Moon Zappa, whose mocking of San Fernando Valley slang made "Valley Girl" a hit song, applied for a restraining order against a man who allegedly threatened to kill her.
Zappa sought the temporary restraining order against Timothy Mark Brownfield, who pleaded innocent last month to making death threats against Zappa.
Brownfield was ordered confined to a psychiatric ward in a federal detention center after he allegedly threatened Zappa's life in a letter mailed to the FBI.
At the time, a defense lawyer told a judge Brownfield had been diagnosed with paranoid schizophrenia and depression.
Brownfield claimed Zappa and her late father, musician Frank Zappa, stole the lyrics of the 1982 hit song "Valley Girl" from Brownfield.
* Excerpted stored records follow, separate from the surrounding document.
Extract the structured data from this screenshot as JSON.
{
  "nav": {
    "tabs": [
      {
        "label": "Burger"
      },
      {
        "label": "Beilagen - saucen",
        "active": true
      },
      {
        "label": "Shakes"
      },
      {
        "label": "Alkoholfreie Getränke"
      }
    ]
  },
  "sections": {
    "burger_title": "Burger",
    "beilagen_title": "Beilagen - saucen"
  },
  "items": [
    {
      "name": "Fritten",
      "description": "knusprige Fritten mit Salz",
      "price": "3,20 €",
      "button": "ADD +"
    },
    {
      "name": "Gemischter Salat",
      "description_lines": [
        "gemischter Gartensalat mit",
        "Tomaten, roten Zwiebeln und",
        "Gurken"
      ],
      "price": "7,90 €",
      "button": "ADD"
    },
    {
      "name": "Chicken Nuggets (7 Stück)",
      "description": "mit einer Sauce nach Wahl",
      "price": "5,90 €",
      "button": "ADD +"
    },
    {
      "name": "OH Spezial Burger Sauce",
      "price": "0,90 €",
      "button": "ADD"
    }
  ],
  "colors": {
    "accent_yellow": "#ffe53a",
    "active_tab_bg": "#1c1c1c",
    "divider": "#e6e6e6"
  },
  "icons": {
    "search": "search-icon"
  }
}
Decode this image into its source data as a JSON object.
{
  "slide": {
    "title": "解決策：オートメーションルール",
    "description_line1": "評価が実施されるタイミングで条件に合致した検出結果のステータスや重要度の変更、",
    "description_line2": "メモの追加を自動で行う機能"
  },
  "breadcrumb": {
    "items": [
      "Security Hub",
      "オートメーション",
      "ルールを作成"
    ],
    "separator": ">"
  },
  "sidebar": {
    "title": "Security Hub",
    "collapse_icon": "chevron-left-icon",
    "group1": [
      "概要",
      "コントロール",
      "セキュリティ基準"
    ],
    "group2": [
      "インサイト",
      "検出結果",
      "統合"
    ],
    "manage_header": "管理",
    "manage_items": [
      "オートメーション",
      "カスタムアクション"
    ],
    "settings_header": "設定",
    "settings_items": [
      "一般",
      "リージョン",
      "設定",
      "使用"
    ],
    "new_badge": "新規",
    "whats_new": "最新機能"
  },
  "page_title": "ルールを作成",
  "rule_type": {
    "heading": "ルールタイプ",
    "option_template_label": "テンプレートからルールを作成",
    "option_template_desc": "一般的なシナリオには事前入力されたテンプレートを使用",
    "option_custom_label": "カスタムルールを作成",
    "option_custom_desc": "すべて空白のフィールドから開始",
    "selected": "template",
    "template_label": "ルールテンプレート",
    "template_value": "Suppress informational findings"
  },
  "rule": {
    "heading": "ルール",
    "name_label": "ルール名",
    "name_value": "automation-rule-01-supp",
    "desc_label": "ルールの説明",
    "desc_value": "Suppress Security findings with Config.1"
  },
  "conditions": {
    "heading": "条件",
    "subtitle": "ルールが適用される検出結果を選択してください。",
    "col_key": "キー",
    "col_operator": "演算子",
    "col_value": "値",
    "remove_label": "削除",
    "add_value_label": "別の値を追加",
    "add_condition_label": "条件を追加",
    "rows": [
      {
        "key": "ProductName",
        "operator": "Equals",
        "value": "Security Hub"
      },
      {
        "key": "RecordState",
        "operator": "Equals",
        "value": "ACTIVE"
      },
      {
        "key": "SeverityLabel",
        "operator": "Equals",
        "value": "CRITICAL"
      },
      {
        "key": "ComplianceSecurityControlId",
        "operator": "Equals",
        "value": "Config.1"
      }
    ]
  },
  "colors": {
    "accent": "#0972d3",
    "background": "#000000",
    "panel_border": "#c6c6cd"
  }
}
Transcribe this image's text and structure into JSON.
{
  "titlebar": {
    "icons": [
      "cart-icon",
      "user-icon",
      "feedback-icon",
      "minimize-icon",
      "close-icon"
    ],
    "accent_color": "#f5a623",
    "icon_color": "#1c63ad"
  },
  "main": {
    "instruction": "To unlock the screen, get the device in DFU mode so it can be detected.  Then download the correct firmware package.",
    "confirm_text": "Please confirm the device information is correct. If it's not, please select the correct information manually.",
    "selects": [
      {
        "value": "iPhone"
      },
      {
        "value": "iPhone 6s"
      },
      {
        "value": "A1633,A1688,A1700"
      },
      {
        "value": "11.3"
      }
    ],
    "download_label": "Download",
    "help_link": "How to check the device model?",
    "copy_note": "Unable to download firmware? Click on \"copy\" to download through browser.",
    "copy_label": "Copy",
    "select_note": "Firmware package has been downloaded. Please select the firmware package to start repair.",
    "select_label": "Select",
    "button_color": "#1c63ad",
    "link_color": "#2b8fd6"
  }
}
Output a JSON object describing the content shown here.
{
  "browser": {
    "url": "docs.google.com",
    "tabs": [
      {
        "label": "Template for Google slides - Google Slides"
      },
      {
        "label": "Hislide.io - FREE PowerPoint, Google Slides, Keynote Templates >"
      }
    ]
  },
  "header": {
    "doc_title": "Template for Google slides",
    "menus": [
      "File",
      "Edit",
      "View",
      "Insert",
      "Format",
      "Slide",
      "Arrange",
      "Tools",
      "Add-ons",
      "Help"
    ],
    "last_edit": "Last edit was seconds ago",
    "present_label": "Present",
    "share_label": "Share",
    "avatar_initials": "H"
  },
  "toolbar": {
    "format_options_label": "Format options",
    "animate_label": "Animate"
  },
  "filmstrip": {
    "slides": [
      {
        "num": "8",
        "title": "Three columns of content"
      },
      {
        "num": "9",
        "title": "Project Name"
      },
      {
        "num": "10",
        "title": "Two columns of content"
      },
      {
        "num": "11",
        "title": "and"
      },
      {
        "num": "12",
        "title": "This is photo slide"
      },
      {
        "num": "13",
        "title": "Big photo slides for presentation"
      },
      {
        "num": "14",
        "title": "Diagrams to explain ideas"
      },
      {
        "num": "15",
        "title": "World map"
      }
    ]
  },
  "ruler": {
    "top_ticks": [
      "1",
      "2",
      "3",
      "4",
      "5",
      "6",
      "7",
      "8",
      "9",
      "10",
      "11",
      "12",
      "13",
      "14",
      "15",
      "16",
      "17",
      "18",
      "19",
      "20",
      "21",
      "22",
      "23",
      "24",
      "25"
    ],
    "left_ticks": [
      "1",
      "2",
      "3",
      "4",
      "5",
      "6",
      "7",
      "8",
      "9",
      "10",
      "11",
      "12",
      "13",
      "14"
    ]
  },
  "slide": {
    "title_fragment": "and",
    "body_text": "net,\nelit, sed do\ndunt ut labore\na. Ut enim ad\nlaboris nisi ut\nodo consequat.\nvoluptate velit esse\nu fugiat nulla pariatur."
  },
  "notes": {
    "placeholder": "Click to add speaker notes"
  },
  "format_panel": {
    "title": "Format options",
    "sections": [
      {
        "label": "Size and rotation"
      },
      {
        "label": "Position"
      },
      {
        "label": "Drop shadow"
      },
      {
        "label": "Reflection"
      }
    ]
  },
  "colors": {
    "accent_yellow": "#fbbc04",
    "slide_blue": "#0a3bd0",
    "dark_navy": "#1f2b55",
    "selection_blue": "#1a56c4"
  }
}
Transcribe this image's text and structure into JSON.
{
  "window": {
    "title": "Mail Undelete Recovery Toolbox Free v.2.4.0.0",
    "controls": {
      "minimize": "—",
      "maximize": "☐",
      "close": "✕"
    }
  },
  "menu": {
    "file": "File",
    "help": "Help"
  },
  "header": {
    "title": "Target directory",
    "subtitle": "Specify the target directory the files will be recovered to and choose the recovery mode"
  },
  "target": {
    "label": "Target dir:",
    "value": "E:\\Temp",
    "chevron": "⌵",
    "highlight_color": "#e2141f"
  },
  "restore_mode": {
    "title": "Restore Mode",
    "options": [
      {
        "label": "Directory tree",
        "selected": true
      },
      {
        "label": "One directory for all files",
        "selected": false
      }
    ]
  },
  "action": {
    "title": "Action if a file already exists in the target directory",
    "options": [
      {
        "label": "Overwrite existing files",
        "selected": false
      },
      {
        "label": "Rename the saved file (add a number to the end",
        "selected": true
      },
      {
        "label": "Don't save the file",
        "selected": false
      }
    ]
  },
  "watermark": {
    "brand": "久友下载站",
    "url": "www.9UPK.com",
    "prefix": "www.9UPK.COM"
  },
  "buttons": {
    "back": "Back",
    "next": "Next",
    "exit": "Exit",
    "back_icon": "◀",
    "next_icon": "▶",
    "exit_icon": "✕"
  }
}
Frank Zappa died of prostate cancer in 1993.
Zappa asked the restraining order be extended to include her mother, sister, two brothers, and a male friend.
Sen. Orrin Hatch, R-Utah, said he regrets his cameo role in the movie "Traffic," which features nudity, sex, drug use and profane language.
Before the film was released, Hatch defended the movie's use of violence by saying it accurately portrayed the drug culture as degrading.
But then Hatch saw the movie, which stars Michael Douglas.
"I was shocked and dismayed at the gratuitous amount of violence and profanity in 'Traffic,"' Hatch said in a prepared statement. "It was more than was necessary to reveal the devastation caused by drugs. I do not condone it. It detracts from its anti-drug message."
The senator, better known for writing religious hymns and berating Hollywood violence than appearing on the big screen, briefly appears as himself in the film.
"The thing I really resented was that every other word is the F-word. Hollywood needs to grow up ... There's no excuse for that," he said.
He plays a bit part in a scene where Douglas, acting as the nation's new drug czar, talks to senators at a Georgetown party. Hatch tells Douglas what he thinks a drug czar ought to do.
Live from 'VenturaLand'
Both of Gov. Jesse Ventura's jobs get a playful poke in the opening installment of "VenturaLand."
The comic strip debuted in Sunday editions of the St. Paul Pioneer Press. It depicts Ventura broadcasting a football game for his new employer, the XFL. He turns to his partner and remarks, "That tackle reminds me of a hold I threw on the Hulk in '85."
The reply, to a visibly anguished Ventura: "Governor, are you any better at your day job?"
The one-two punch is meant to convey how people doubt Ventura's ability every time the ex-wrestler takes on a new role, said Kevin Lenagh, the free-lance artist who will draw "VenturaLand" once a week. Lenagh, 47, who said he voted for Ventura and approves of the job the governor is doing, expects a backlash.
The strip's star fails to see the humor and has threatened legal action against the Pioneer Press, which he accuses of "exploiting" him to sell papers.